And whereas the flap copy for the first three books named all the main characters and used exclamation points and short words, the new title’s flap copy employs a slightly more complex vocabulary and emphasizes the global warming theme at the center of the book.
On the back of both “The Final Warning” and “Daniel X” is a new marketing rubric defining each book as a “James Patterson Pageturner,” written “for readers from ten to a hundred and ten.” Reminding readers of the books’ young-adult roots, the pitch promises that “special care has been taken with the language and content.”
“The Final Warning” — which, like the other three titles in the “Maximum Ride” series, has an uncredited co-writer, Gabrielle Charbonnet — still bears the hallmarks of a novel aimed at juvenile audiences, with its irreverent teenage lingo and an action scene that hinges on one character’s flatulence.
In a typical passage, when Max, the 14-year-old narrator, is talking with Fang, her best friend and erstwhile boyfriend, he asks, “What do you want from me?” and Max is flustered. “I hated conversations like this,” she thinks, “hated talking about my feelings unless I was, like, furious. Then words came easily. But this mushy hearts-and-flowers stuff? Ugh.”
David Young, chairman and chief executive of Hachette Book Group USA, which owns Little, Brown, likens the books’ appeal to that of certain movies that cross age lines. “When you take kids out to see ‘Spider-Man,’ you don’t say, ‘I’m going to see a young-adult movie,’ ” Mr. Young said. “You go along and you’re entertained along with the rest of your family.”
Kim Yamaguchi, a stay-at-home mother in Palmdale, Calif., who reviewed “Saving the World and Other Extreme Sports” positively for Mothertalk, a blogging network (mother-talk.com), says she was surprised by how much she enjoyed the book. “He does a really great job of capturing your attention,” Ms. Yamaguchi said in an interview. “That’s great for kids, because if they don’t get their attention captured they’re not going to read.”
Ms. Yamaguchi said that she passed the book on to her 11-year-old daughter, and that they were both eagerly awaiting “The Final Warning.” Asked who was likely to read it first, she responded, “I will.”
Little, Brown has also asked booksellers to shelve hardcover editions of the new “Maximum Ride” title and “Daniel X” in the adult section.
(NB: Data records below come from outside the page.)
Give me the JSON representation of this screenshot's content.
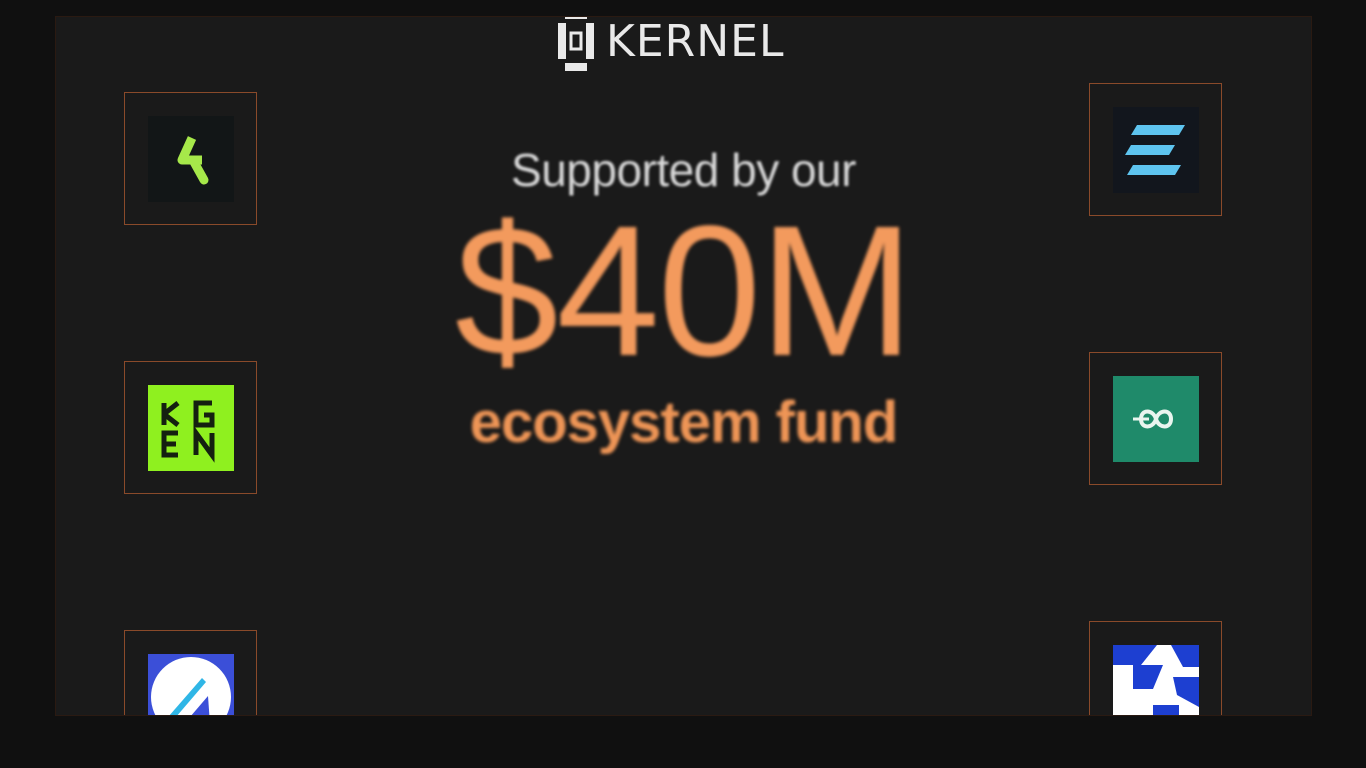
{
  "brand": {
    "name": "KERNEL",
    "icon": "kernel-logo-icon"
  },
  "hero": {
    "tagline": "Supported by our",
    "amount": "$40M",
    "subtitle": "ecosystem fund"
  },
  "colors": {
    "accent": "#f39a5d",
    "card_border": "#8a4a2a",
    "background": "#1a1a1a"
  },
  "partners": [
    {
      "icon": "lime-k-logo-icon",
      "side": "left"
    },
    {
      "icon": "kgen-logo-icon",
      "text": "KGEN",
      "side": "left"
    },
    {
      "icon": "blue-a-logo-icon",
      "side": "left"
    },
    {
      "icon": "blue-e-logo-icon",
      "side": "right"
    },
    {
      "icon": "infinity-eo-logo-icon",
      "text": "eo",
      "side": "right"
    },
    {
      "icon": "blue-geometric-logo-icon",
      "side": "right"
    }
  ]
}
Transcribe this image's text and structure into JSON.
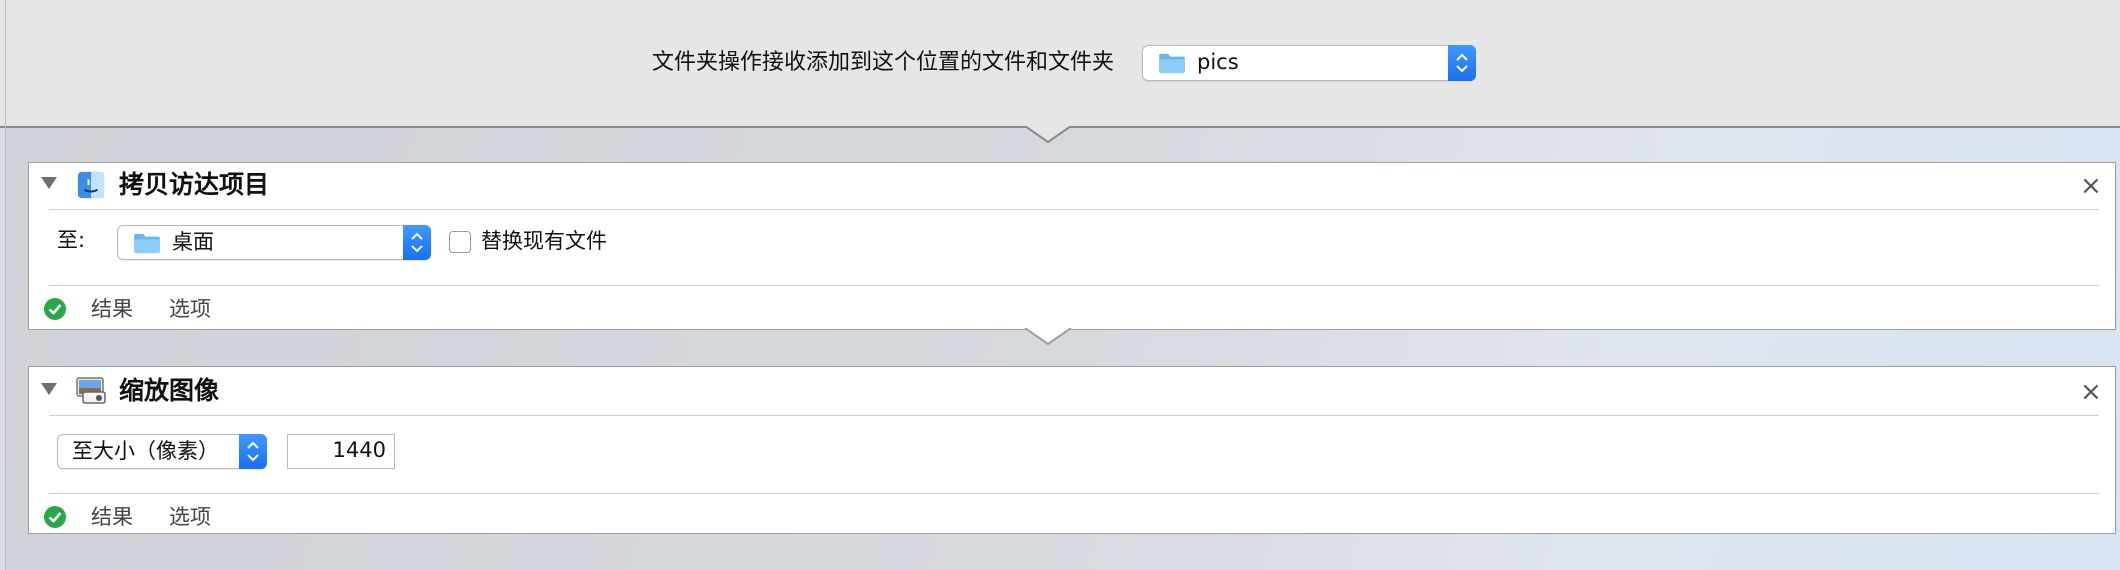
{
  "header": {
    "label": "文件夹操作接收添加到这个位置的文件和文件夹",
    "folder_popup": {
      "value": "pics",
      "icon": "folder-icon"
    }
  },
  "actions": [
    {
      "title": "拷贝访达项目",
      "icon": "finder-icon",
      "to_label": "至:",
      "destination_popup": {
        "value": "桌面",
        "icon": "folder-icon"
      },
      "replace_checkbox": {
        "label": "替换现有文件",
        "checked": false
      },
      "tabs": [
        "结果",
        "选项"
      ]
    },
    {
      "title": "缩放图像",
      "icon": "image-scale-icon",
      "size_popup": {
        "value": "至大小（像素）"
      },
      "size_value": "1440",
      "tabs": [
        "结果",
        "选项"
      ]
    }
  ],
  "colors": {
    "accent": "#1a6ff0",
    "check": "#28a745",
    "folder": "#7cc4f8"
  }
}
Six months after hardcover publication, it will release a paperback version for the young-adult sections of the bookstores, and six months after that a mass-market paperback edition for the adult shelves.
Booksellers have responded differently to the request. At Borders Group, Diane Mangan, the director for the children’s category, said that although the new “Maximum Ride” would be promoted heavily at the front of the store, it would ultimately remain in the young-adult section.
At Barnes & Noble, Bob Wietrak, a vice president for merchandising, said his chain would allow the “Maximum Ride” books to spend as much time at the front of the stores as one of Mr. Patterson’s adult titles would, and would shelve the hardcovers with the adult books, even though it has rarely done so for other juvenile titles, including the Harry Potter books.
Mr. Wietrak said he was willing to experiment. “If the sales grow and more readers are reading it, wonderful,” he said. “If we haven’t seen significant growth, then we would say, well, maybe only the young teenagers are still buying it and the adults didn’t want it.”
Michael Pietsch, publisher of Little, Brown, said that if the promotion works for James Patterson, it could work for other young-adult authors. “I do like the idea of making books available to as many potential readers as possible,” he said.
Mr. Patterson said that if he simply wanted to make more money, he would have developed another adult series. “I just am convinced that there aren’t enough books like this — books that kids can pick up and go ‘Wow, that was terrific, I wouldn’t mind reading another book,’ ” he said of his “Maximum Ride” series. “The most important thing to me is that more kids read these.”